In 1930 he was elected to the United States Senate. He went to Washington in 1932 after having ensured that O.K. Allen was elected to replace him as governor.

Long continued to be in effective control of Louisiana while he was a senator. Though he had no constitutional authority to do so, he continued to draft and press bills through the Lousiana legislature, which remained controlled by his supporters. He was vigorous in his efforts to try to combat the damages of the Great Depression.

He was a vocal supporter of Franklin Delano Roosevelt in the 1932 election, but when Long was not offered a federal post he turned against him.

In 1933 he was part of the three week Senate filibuster against the Glass-Steagall Act. In 1934 he created the Share Our Wealth program, proposing heavy new taxes on the super-rich. He positioned himself to run against Roosevelt in the 1936 elections, announcing his bid in August, 1935.

On September 9, 1935 he was shot once by Carl Weiss in the Capitol building at Baton Rouge. Weiss was immediately shot dead by Long's bodyguards. (Persistent rumors allege that Weiss actually had no gun and only struck Long with his hand, and Long was accidentally shot by his own guards when they opened fire on Weiss.)

Weiss was the son-in-law of Judge Benjamin Pavy, a long-time political opponent of Long. Long died the following day from internal bleeding following an incompetent attempt to close the wounds by Dr. Arthur Vidrine.

Some say that Huey should have recovered from the wounds, and that his doctors killed him. Huey's brother, Earl Long, was elected governor of Louisiana on three occasions. Huey Long's son Russell B. Long also became a Senator.

The book All the King's Men by Robert Penn Warren, charting the corruption of a politician, Willie Stark, is clearly based on Long.

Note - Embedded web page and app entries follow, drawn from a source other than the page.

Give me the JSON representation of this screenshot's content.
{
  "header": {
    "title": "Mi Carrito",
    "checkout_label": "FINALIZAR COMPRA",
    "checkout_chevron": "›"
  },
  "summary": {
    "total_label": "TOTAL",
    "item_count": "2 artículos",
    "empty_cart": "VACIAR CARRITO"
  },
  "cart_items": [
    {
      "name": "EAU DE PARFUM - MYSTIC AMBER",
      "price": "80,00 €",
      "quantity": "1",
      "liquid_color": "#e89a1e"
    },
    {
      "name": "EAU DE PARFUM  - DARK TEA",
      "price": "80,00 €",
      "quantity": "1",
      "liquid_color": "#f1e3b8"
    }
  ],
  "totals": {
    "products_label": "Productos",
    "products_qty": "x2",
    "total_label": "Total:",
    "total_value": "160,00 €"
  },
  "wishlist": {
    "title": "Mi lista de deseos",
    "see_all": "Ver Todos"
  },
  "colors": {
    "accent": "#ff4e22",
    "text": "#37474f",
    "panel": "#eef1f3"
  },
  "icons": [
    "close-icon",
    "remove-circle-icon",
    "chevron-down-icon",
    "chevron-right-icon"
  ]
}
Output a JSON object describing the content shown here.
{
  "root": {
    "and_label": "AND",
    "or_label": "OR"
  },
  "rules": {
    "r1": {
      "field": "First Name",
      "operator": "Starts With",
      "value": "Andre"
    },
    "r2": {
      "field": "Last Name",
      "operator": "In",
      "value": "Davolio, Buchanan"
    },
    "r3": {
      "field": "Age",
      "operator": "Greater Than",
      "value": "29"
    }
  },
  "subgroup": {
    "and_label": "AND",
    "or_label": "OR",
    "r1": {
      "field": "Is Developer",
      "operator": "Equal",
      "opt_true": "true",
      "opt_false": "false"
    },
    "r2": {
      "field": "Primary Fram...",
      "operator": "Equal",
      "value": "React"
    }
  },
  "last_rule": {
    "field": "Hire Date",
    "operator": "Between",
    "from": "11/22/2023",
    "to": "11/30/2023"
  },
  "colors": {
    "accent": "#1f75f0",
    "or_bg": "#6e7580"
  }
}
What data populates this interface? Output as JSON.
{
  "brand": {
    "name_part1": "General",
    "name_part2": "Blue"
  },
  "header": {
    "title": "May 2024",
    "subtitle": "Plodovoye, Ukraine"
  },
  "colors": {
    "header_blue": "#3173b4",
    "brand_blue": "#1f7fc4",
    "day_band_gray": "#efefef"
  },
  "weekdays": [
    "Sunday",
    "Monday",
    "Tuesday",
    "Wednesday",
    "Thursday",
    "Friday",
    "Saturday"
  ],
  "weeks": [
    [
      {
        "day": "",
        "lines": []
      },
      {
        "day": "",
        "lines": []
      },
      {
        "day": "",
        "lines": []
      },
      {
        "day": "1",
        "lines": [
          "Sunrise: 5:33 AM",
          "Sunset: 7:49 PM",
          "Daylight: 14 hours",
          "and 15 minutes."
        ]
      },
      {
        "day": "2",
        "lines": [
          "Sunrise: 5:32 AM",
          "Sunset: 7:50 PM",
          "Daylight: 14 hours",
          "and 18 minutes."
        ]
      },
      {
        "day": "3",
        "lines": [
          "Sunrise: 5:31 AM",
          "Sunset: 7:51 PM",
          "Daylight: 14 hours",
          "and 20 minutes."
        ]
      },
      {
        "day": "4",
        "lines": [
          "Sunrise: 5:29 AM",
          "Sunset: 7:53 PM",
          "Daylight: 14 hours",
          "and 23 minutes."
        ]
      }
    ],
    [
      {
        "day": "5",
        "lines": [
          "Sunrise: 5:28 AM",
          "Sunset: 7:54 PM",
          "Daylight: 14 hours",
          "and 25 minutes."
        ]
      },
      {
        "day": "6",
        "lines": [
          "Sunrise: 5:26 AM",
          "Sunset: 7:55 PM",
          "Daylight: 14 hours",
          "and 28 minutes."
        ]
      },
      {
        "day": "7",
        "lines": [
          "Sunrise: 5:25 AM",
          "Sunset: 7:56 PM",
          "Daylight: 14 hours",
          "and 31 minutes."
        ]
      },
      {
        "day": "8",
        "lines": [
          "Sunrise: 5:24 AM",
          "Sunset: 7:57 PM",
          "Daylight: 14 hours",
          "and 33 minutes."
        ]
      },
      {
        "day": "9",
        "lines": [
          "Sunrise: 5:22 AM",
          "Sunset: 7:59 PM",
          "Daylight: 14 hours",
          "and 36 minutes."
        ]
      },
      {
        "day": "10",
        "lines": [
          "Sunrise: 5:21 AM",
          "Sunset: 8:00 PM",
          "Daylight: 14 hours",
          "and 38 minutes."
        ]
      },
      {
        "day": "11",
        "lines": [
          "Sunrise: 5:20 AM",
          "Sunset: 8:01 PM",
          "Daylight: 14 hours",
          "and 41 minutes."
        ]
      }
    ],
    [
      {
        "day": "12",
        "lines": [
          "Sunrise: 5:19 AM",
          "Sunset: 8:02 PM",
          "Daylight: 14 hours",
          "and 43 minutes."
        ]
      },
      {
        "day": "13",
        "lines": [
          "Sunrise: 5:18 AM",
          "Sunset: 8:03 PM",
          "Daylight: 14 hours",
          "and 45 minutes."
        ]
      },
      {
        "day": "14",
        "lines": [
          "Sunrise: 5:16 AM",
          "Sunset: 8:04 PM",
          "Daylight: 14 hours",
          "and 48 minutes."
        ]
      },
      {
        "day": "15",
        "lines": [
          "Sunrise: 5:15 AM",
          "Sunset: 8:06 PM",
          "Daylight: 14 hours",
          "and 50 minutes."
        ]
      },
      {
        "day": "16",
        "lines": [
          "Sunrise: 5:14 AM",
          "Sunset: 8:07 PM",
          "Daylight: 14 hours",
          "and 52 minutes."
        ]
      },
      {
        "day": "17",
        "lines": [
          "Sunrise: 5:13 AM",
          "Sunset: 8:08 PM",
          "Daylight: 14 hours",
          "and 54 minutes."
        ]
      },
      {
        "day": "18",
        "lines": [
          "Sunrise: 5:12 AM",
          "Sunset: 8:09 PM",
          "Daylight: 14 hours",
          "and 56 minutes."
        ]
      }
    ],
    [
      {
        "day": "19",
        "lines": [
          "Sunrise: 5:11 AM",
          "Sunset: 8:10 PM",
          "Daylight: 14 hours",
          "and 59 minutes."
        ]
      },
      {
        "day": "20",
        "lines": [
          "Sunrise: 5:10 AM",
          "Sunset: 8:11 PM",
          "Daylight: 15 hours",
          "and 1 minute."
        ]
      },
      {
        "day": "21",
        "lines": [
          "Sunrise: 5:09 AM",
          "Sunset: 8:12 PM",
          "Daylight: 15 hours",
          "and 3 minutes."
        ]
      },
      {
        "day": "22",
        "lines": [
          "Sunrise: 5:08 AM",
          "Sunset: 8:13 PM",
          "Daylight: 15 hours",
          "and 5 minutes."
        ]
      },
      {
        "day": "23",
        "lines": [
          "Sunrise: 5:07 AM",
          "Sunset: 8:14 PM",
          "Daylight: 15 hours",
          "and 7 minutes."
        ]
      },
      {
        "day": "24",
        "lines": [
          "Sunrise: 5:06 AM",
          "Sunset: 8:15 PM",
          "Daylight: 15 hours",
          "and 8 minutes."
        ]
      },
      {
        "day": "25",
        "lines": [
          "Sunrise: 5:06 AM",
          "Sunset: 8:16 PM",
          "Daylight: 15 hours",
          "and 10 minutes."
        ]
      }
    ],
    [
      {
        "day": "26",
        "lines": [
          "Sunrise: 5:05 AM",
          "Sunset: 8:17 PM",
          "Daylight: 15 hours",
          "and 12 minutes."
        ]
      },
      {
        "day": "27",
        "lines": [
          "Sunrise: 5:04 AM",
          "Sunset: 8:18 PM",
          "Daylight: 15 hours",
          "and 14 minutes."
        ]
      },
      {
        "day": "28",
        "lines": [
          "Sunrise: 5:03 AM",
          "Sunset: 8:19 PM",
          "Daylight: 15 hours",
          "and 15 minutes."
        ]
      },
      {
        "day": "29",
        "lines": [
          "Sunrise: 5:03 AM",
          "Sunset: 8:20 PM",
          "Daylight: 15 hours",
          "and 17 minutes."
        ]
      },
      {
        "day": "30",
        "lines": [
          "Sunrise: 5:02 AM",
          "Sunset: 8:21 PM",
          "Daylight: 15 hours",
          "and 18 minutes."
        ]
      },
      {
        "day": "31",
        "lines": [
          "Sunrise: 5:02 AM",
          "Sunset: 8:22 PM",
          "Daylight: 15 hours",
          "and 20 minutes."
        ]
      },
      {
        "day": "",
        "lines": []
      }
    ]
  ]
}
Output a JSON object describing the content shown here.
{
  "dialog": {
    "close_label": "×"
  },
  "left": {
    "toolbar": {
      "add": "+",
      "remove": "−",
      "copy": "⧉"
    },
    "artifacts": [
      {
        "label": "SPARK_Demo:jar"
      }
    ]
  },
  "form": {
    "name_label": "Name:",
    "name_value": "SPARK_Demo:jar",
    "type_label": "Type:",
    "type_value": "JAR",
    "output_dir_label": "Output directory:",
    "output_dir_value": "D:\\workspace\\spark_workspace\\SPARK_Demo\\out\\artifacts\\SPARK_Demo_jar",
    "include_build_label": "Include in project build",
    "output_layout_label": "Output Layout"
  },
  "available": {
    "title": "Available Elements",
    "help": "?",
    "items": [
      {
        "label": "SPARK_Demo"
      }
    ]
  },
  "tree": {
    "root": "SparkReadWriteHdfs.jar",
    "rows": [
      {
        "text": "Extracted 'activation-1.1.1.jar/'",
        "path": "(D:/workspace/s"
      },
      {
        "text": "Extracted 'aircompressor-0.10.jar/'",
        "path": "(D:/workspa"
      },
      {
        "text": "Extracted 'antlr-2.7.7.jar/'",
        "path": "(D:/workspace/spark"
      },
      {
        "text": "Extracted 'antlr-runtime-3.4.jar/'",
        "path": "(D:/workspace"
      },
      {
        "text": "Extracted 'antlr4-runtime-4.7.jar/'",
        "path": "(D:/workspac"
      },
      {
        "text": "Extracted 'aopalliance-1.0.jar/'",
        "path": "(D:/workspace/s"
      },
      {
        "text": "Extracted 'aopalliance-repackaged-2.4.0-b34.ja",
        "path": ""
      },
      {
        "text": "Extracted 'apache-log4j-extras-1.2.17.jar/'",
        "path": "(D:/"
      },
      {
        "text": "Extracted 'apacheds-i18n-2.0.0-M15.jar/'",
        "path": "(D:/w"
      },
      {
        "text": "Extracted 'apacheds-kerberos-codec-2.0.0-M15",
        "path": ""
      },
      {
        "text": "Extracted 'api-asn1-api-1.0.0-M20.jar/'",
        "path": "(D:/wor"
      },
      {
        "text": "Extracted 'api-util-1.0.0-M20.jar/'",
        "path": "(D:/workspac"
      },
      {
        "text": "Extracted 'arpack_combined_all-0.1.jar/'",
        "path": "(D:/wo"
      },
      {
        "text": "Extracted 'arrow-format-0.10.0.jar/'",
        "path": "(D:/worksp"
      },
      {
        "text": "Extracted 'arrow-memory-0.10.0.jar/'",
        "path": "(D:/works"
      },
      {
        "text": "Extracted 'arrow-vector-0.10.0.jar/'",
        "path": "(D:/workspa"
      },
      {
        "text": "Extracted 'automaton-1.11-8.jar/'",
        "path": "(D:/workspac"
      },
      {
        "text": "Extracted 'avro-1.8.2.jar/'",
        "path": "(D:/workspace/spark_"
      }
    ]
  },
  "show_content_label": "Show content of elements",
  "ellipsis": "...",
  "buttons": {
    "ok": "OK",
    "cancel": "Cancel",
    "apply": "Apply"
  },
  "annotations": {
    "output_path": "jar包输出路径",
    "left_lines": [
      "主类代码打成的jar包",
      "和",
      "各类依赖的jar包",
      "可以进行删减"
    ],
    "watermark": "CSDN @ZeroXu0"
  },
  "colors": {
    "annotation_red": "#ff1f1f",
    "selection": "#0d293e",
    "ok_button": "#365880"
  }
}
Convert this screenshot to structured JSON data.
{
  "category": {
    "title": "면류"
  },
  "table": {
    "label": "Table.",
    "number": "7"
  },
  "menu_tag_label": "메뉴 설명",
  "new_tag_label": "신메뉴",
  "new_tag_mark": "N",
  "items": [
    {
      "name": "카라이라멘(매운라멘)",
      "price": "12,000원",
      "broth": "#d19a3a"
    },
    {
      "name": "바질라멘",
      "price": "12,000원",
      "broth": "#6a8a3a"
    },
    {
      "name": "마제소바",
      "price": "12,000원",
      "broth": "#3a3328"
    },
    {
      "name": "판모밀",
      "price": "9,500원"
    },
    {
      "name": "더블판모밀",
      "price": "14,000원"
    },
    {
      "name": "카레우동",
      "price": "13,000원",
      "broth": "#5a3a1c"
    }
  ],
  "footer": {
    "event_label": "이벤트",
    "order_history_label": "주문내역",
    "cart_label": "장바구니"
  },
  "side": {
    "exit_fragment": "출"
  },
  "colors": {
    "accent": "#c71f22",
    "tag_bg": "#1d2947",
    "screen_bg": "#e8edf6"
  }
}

The same is said to apply to the hero of Sinclair Lewis' novel It Can't Happen Here.

Huey P. Long was also the subject of an early documentary film by Ken Burns, who went on to direct epic documentaries about jazz, baseball, and the American Civil War.

Listen to, and read the text of one of his Share the Wealth speeches at http://historymatters.gmu.edu/d/5109/.



Information provided by wikipedia.org